Owais Masood 19th November 2018
A children’s education charity has developed a scheme to help halt racism and segregation in the UK.
Leeds Development Education Centre (DEC) is trying to make future a more inclusive one, with its Britain United programme, working with children from a range of backgrounds.
The programme hopes to do this by reaching out to school pupils, adults and families, and reminding them that despite our differences, there is so much we all have in common.
The programme is funded by the Home Office’s Building a Stronger Britain Together scheme, which, according to the government “supports civil society and community organisations who work to create more resilient communities, stand up to extremism in all its forms and offer vulnerable individuals a positive alternative, regardless of race, faith, sexuality, age and gender”.
Leeds DEC held its first ever inter-community school event earlier this week. Three schools attended, with a majority of each of their students coming from vastly different backgrounds. They were encouraged to interact, work together on activities and listen to a number of talks.
It’s natural to be scared of people who look different to you, but you can often find things in common
The three schools that attended the event were Hovingham, Beechwood and South Kirkby Primary school.
Hannah Langdana, services coordinator for Leeds DEC, explained more about the two-day eevent. She said: “We’ve been doing a project with three different schools — all of them from very different communities — looking at the things we have in common, the things that make us unique and special, and how it’s natural to be scared of people who look different to you, but you can often find things in common.”

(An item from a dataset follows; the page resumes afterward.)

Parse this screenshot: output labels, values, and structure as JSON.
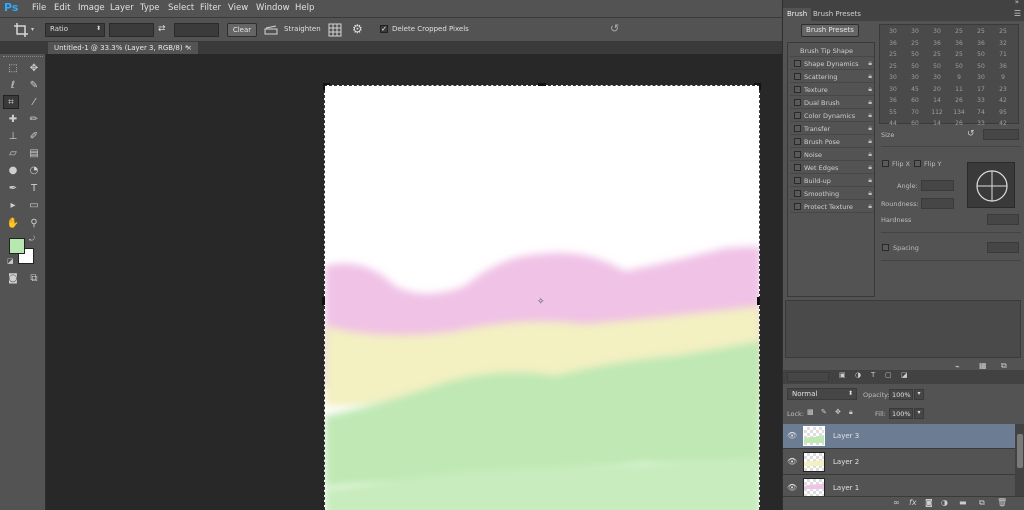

The event began on Monday at The Infinity Centre and wrapped up the following day at The Kentmere Centre, with a number of guest speakers, workshops and games spread across the two days.
Andy Brooks, who goes by the stage-name Testament, was one of the guest speakers who attended the event. A one-time Guinness World Record holder for the largest human beat-box ensemble put together, the MC and rapper held a unique and interactive talk, which taught the pupils about diversity and integration through Hip-Hop music and beat-boxing.
Brooks described the nature of his talk to The Overtake: “The talk I gave was about hip-hop and how hip-hop was born out of different cultures working together, and if you didn’t have that you wouldn’t have hip-hop.”
While there was plenty of fun to be had and lots of light-hearted talks, some aspects of the event focused on more serious issues. Langdana described how challenging, but ultimately useful, it is for young pupils to hear about issues like hate crime, allowing them to empathise with the stories of victims.
It doesn’t matter about what skin colour you have. It matters about the friendship
But what did the children learn from the two day event, other than how to beat-box? Ianis Tiuga Petru, 11, from Hovingham Primary School said: “I think it is good [that we are different] because it doesn’t matter where you are from and who you are, but you can still have similar things.”
Alex David, 11, from Beechwood Primary School told The Overtake: “We have been learning about each other. We have been learning about our similarities and differences.”
Judging by the children’s comments, Leeds DEC’s event has had the intended effect on many students. Alexandra Surdu, 10, from Hovingham Primary School may well have summed it up best though: “It doesn’t matter about what skin colour you have. It matters about the friendship.”
Owais Masood 19th November 2018